┌────────
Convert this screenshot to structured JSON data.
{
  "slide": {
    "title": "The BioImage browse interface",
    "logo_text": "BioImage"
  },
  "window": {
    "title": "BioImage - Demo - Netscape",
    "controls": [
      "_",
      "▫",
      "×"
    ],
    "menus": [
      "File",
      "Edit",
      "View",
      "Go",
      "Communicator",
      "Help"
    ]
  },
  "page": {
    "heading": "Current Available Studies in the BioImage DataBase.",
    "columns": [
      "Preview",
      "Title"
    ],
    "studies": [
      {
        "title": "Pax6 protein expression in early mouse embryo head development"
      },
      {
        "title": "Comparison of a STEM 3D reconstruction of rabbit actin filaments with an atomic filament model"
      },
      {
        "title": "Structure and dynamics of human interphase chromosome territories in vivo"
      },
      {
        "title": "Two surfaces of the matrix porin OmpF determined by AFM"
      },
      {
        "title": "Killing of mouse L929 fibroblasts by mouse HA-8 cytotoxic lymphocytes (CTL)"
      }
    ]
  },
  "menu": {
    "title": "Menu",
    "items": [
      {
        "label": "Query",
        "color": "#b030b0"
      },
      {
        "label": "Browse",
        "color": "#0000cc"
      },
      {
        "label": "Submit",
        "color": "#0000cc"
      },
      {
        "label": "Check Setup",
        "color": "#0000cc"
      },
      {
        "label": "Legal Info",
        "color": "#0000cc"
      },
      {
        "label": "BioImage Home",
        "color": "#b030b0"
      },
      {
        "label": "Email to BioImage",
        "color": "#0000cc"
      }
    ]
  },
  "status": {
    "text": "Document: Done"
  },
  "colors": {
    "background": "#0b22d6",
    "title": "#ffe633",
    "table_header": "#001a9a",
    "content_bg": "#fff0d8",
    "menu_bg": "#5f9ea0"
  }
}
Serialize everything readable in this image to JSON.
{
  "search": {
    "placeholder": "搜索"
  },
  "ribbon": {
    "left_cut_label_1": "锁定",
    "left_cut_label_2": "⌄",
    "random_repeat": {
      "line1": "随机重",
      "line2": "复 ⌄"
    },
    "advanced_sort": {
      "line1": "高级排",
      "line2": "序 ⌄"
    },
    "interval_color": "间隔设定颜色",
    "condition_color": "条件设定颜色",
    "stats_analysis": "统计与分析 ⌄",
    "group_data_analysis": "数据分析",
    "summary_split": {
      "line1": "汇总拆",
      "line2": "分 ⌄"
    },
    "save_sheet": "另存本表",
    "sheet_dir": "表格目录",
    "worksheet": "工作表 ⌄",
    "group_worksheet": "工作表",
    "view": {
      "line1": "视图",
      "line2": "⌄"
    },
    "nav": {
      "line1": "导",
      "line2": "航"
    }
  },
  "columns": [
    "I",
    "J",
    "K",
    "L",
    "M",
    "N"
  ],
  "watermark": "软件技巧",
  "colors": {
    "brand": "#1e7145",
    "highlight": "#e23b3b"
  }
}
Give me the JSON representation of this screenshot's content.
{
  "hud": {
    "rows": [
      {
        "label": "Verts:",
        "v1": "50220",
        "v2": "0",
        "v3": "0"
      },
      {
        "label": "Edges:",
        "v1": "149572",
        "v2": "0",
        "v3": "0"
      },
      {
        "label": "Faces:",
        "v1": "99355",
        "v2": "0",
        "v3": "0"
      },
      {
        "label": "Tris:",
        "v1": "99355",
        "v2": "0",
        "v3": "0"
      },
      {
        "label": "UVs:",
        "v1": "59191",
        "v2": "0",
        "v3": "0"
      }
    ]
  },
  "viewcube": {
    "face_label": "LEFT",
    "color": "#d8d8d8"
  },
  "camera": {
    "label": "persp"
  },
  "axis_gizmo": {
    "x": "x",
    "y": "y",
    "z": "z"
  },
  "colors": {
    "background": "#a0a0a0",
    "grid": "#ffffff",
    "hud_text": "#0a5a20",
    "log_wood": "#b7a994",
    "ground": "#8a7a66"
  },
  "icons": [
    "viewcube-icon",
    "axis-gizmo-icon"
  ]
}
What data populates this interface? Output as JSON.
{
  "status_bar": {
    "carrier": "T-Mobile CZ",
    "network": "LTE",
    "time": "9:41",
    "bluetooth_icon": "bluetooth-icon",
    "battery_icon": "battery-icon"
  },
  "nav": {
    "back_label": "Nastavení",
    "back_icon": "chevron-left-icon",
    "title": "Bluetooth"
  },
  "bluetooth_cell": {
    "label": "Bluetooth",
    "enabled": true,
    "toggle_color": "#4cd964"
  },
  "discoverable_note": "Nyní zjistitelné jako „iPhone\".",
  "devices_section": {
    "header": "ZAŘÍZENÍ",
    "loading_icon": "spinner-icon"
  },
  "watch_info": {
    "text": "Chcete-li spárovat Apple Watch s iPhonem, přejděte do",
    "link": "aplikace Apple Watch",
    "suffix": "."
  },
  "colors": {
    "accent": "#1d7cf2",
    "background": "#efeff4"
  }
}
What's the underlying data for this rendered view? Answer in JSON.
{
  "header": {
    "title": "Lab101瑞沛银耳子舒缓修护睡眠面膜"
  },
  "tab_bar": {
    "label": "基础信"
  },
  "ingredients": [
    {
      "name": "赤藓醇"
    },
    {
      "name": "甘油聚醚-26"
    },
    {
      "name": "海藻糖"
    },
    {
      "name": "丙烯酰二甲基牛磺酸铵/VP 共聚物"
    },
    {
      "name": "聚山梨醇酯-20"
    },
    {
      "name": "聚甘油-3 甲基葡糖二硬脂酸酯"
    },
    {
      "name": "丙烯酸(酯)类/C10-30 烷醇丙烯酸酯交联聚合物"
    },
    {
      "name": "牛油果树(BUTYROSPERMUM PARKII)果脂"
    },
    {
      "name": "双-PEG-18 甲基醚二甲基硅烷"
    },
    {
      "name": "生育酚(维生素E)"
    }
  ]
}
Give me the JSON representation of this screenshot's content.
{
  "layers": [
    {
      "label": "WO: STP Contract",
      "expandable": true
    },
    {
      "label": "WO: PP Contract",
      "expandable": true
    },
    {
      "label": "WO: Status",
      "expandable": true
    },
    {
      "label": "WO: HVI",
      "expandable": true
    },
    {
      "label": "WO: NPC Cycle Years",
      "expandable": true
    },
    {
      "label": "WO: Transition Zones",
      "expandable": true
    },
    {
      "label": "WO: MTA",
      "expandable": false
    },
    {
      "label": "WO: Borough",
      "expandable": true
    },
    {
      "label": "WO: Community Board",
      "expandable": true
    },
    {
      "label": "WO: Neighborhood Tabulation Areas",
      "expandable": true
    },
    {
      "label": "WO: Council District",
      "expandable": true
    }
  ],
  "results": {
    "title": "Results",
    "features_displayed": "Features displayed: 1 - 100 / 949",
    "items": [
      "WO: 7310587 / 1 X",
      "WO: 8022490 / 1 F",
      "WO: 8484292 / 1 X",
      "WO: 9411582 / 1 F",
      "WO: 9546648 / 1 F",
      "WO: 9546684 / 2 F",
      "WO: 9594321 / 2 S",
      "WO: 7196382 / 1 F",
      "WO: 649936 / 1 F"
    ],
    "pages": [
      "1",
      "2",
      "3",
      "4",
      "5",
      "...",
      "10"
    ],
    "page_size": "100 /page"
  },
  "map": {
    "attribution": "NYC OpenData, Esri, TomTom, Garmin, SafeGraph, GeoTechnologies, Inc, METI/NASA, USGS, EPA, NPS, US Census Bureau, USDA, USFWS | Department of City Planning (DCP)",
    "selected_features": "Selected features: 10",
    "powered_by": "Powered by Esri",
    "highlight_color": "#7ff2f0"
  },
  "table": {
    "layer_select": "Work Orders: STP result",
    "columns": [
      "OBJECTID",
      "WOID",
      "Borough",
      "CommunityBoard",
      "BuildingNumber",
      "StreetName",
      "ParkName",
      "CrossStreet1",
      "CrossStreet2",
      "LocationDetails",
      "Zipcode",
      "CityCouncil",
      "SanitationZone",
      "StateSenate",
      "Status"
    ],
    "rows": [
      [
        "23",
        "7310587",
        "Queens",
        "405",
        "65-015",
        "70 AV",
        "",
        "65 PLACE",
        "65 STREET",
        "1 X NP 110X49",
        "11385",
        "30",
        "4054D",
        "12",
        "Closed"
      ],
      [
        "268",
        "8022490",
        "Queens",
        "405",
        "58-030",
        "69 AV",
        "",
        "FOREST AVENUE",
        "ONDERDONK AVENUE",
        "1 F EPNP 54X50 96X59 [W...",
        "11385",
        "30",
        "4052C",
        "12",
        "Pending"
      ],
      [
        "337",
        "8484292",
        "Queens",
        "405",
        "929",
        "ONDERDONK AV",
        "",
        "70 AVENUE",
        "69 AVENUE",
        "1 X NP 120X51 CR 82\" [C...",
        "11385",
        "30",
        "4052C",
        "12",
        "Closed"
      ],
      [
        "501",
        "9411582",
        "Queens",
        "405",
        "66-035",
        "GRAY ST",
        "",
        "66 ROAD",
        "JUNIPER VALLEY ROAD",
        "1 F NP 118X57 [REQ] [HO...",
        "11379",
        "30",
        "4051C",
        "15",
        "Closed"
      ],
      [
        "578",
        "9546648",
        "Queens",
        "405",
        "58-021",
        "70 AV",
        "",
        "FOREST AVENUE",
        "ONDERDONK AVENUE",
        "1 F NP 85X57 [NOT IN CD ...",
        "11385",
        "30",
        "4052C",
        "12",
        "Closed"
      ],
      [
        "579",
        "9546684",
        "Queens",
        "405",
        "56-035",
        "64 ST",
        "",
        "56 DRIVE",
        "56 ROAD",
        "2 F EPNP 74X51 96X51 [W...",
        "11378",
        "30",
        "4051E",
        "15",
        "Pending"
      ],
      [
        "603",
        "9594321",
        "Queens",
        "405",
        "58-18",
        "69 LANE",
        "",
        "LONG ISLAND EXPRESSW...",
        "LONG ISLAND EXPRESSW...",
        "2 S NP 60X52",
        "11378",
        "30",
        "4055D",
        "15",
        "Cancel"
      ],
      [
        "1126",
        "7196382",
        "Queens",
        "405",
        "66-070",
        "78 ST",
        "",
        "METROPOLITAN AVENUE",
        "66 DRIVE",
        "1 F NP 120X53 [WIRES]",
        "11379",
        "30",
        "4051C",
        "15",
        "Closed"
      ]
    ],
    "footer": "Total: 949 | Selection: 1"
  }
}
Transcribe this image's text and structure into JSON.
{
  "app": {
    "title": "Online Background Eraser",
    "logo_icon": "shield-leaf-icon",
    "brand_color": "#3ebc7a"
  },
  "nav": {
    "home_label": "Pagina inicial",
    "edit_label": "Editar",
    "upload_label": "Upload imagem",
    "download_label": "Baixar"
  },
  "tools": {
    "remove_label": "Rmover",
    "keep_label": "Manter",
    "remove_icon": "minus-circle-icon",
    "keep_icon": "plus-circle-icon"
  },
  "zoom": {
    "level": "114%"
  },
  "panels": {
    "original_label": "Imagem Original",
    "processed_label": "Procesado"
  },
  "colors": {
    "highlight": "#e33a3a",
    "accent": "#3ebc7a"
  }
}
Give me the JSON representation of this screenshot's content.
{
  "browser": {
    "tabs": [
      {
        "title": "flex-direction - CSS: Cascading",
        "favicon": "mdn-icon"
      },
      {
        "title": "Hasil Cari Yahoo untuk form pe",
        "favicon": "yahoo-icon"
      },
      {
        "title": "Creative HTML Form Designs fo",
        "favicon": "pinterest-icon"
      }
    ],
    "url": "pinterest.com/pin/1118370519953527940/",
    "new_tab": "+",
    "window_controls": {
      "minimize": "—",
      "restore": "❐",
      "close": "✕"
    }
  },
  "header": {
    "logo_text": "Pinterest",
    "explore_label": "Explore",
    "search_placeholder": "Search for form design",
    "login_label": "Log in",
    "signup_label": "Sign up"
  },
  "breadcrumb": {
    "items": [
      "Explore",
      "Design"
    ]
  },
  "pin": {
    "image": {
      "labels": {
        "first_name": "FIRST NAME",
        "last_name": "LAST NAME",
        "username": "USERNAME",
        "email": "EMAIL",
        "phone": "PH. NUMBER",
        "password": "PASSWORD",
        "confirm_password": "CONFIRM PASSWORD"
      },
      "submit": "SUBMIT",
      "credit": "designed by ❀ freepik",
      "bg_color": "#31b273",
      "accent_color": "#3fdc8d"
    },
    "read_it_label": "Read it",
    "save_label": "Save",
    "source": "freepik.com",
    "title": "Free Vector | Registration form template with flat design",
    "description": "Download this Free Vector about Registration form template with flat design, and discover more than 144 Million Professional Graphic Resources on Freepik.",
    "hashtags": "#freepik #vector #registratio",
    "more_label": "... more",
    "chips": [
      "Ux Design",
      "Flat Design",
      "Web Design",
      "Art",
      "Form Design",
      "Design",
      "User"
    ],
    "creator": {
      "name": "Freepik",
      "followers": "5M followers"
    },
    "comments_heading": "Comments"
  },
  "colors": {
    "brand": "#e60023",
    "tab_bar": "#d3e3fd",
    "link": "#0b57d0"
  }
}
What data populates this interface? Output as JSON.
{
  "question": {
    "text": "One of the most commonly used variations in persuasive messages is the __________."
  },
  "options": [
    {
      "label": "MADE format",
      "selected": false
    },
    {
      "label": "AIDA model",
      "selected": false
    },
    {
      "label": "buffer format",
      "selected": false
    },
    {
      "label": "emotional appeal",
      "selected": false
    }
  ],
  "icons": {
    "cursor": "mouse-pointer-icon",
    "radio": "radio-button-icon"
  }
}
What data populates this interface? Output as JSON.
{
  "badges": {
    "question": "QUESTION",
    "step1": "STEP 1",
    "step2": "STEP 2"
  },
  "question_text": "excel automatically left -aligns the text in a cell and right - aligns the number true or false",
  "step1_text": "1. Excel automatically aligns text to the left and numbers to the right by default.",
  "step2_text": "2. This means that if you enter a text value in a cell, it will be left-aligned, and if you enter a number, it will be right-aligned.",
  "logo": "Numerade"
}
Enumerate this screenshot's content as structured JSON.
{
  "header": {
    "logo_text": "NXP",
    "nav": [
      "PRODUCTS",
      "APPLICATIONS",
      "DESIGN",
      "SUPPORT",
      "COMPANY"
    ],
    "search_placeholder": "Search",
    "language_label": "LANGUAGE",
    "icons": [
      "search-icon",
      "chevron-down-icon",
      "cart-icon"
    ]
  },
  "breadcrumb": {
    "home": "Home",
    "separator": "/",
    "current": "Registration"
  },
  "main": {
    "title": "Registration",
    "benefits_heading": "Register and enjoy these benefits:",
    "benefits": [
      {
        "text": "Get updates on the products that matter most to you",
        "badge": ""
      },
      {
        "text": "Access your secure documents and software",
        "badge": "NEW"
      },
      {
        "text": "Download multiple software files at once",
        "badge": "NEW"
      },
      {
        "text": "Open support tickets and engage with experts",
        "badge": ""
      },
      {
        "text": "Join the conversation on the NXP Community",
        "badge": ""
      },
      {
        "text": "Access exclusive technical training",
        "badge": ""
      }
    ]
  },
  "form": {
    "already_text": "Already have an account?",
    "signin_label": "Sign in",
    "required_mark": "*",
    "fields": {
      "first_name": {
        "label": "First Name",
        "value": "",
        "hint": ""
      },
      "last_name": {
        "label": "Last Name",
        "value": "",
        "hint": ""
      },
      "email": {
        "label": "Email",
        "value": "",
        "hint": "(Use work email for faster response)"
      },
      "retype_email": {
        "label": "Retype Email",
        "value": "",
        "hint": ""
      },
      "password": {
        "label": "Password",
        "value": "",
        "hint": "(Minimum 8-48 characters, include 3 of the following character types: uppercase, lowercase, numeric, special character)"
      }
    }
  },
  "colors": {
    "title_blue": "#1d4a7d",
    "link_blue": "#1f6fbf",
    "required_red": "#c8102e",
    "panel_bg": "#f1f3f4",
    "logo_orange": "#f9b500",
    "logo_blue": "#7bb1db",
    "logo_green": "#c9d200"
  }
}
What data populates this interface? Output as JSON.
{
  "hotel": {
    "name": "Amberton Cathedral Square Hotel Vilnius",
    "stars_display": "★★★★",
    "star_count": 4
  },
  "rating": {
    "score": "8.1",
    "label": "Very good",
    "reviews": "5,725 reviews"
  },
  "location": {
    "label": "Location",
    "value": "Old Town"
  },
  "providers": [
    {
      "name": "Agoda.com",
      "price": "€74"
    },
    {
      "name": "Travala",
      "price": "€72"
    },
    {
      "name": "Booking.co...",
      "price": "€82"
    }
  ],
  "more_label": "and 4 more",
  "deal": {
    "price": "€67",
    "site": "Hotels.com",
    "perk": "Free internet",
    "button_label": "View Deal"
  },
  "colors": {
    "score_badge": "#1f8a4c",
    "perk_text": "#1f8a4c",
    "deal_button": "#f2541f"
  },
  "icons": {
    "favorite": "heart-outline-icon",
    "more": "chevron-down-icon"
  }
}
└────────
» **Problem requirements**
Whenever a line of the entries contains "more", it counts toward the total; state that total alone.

» **Problem solution**
4